*** Input for this task Section Begins ***

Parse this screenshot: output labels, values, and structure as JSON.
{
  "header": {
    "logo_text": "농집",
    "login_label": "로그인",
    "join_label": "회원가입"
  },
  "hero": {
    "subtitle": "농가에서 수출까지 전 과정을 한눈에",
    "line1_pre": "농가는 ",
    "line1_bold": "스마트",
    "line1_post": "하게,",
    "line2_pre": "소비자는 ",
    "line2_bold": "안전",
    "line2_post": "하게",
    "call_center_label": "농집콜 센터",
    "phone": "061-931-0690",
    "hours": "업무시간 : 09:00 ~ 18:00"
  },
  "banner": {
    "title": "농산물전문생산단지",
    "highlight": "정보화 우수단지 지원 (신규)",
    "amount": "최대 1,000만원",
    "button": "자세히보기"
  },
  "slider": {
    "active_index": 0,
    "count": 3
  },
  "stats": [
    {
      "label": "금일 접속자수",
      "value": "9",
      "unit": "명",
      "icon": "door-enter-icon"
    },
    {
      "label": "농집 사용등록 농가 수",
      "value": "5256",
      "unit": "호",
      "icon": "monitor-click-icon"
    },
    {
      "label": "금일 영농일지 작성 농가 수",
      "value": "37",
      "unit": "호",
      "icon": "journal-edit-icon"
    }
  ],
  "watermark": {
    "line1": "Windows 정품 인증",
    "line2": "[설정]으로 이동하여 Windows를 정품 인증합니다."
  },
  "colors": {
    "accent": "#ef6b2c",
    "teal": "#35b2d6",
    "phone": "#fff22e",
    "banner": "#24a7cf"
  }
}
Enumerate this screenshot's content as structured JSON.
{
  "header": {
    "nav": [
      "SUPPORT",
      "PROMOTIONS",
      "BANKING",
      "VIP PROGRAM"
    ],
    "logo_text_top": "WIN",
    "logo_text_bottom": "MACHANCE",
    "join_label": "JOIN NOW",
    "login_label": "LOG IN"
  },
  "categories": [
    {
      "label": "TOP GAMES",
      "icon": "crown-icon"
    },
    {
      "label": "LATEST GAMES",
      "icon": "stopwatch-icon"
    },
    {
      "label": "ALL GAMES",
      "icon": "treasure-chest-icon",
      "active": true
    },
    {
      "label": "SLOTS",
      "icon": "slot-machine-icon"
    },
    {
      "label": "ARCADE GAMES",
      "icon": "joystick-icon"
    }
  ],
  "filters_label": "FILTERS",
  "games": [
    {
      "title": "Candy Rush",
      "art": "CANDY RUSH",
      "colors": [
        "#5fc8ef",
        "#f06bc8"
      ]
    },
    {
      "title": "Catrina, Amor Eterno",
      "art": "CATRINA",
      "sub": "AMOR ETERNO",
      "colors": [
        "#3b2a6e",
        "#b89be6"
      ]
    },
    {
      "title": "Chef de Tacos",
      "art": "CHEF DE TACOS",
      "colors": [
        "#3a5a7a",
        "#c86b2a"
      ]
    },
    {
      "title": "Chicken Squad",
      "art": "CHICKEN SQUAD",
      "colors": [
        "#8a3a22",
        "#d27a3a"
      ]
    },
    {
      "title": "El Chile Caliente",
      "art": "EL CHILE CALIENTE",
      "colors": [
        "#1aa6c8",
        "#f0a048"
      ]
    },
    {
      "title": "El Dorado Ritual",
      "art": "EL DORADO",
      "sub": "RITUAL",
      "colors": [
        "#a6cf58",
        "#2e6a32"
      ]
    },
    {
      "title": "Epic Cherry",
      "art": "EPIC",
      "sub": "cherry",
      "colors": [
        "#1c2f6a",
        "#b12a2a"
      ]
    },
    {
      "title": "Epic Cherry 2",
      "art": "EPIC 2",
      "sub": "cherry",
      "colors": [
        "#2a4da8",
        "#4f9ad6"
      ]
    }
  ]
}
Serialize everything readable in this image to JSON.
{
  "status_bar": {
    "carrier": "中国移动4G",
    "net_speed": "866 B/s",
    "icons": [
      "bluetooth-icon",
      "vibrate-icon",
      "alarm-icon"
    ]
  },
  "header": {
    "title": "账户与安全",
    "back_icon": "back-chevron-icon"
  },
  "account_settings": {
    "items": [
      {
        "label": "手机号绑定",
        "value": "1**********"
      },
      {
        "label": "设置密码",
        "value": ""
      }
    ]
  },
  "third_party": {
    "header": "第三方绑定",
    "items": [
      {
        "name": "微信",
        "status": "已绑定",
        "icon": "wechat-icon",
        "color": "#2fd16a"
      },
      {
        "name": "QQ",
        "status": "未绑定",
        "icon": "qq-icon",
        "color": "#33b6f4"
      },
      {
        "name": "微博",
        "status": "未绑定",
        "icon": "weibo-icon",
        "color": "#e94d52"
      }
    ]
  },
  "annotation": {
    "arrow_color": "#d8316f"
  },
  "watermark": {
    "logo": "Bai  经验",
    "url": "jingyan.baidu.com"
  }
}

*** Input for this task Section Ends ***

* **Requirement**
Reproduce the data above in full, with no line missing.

* **Answer space**
Parse this screenshot: output labels, values, and structure as JSON.
{
  "header": {
    "logo_text": "농집",
    "login_label": "로그인",
    "join_label": "회원가입"
  },
  "hero": {
    "subtitle": "농가에서 수출까지 전 과정을 한눈에",
    "line1_pre": "농가는 ",
    "line1_bold": "스마트",
    "line1_post": "하게,",
    "line2_pre": "소비자는 ",
    "line2_bold": "안전",
    "line2_post": "하게",
    "call_center_label": "농집콜 센터",
    "phone": "061-931-0690",
    "hours": "업무시간 : 09:00 ~ 18:00"
  },
  "banner": {
    "title": "농산물전문생산단지",
    "highlight": "정보화 우수단지 지원 (신규)",
    "amount": "최대 1,000만원",
    "button": "자세히보기"
  },
  "slider": {
    "active_index": 0,
    "count": 3
  },
  "stats": [
    {
      "label": "금일 접속자수",
      "value": "9",
      "unit": "명",
      "icon": "door-enter-icon"
    },
    {
      "label": "농집 사용등록 농가 수",
      "value": "5256",
      "unit": "호",
      "icon": "monitor-click-icon"
    },
    {
      "label": "금일 영농일지 작성 농가 수",
      "value": "37",
      "unit": "호",
      "icon": "journal-edit-icon"
    }
  ],
  "watermark": {
    "line1": "Windows 정품 인증",
    "line2": "[설정]으로 이동하여 Windows를 정품 인증합니다."
  },
  "colors": {
    "accent": "#ef6b2c",
    "teal": "#35b2d6",
    "phone": "#fff22e",
    "banner": "#24a7cf"
  }
}
Enumerate this screenshot's content as structured JSON.
{
  "header": {
    "nav": [
      "SUPPORT",
      "PROMOTIONS",
      "BANKING",
      "VIP PROGRAM"
    ],
    "logo_text_top": "WIN",
    "logo_text_bottom": "MACHANCE",
    "join_label": "JOIN NOW",
    "login_label": "LOG IN"
  },
  "categories": [
    {
      "label": "TOP GAMES",
      "icon": "crown-icon"
    },
    {
      "label": "LATEST GAMES",
      "icon": "stopwatch-icon"
    },
    {
      "label": "ALL GAMES",
      "icon": "treasure-chest-icon",
      "active": true
    },
    {
      "label": "SLOTS",
      "icon": "slot-machine-icon"
    },
    {
      "label": "ARCADE GAMES",
      "icon": "joystick-icon"
    }
  ],
  "filters_label": "FILTERS",
  "games": [
    {
      "title": "Candy Rush",
      "art": "CANDY RUSH",
      "colors": [
        "#5fc8ef",
        "#f06bc8"
      ]
    },
    {
      "title": "Catrina, Amor Eterno",
      "art": "CATRINA",
      "sub": "AMOR ETERNO",
      "colors": [
        "#3b2a6e",
        "#b89be6"
      ]
    },
    {
      "title": "Chef de Tacos",
      "art": "CHEF DE TACOS",
      "colors": [
        "#3a5a7a",
        "#c86b2a"
      ]
    },
    {
      "title": "Chicken Squad",
      "art": "CHICKEN SQUAD",
      "colors": [
        "#8a3a22",
        "#d27a3a"
      ]
    },
    {
      "title": "El Chile Caliente",
      "art": "EL CHILE CALIENTE",
      "colors": [
        "#1aa6c8",
        "#f0a048"
      ]
    },
    {
      "title": "El Dorado Ritual",
      "art": "EL DORADO",
      "sub": "RITUAL",
      "colors": [
        "#a6cf58",
        "#2e6a32"
      ]
    },
    {
      "title": "Epic Cherry",
      "art": "EPIC",
      "sub": "cherry",
      "colors": [
        "#1c2f6a",
        "#b12a2a"
      ]
    },
    {
      "title": "Epic Cherry 2",
      "art": "EPIC 2",
      "sub": "cherry",
      "colors": [
        "#2a4da8",
        "#4f9ad6"
      ]
    }
  ]
}
Serialize everything readable in this image to JSON.
{
  "status_bar": {
    "carrier": "中国移动4G",
    "net_speed": "866 B/s",
    "icons": [
      "bluetooth-icon",
      "vibrate-icon",
      "alarm-icon"
    ]
  },
  "header": {
    "title": "账户与安全",
    "back_icon": "back-chevron-icon"
  },
  "account_settings": {
    "items": [
      {
        "label": "手机号绑定",
        "value": "1**********"
      },
      {
        "label": "设置密码",
        "value": ""
      }
    ]
  },
  "third_party": {
    "header": "第三方绑定",
    "items": [
      {
        "name": "微信",
        "status": "已绑定",
        "icon": "wechat-icon",
        "color": "#2fd16a"
      },
      {
        "name": "QQ",
        "status": "未绑定",
        "icon": "qq-icon",
        "color": "#33b6f4"
      },
      {
        "name": "微博",
        "status": "未绑定",
        "icon": "weibo-icon",
        "color": "#e94d52"
      }
    ]
  },
  "annotation": {
    "arrow_color": "#d8316f"
  },
  "watermark": {
    "logo": "Bai  经验",
    "url": "jingyan.baidu.com"
  }
}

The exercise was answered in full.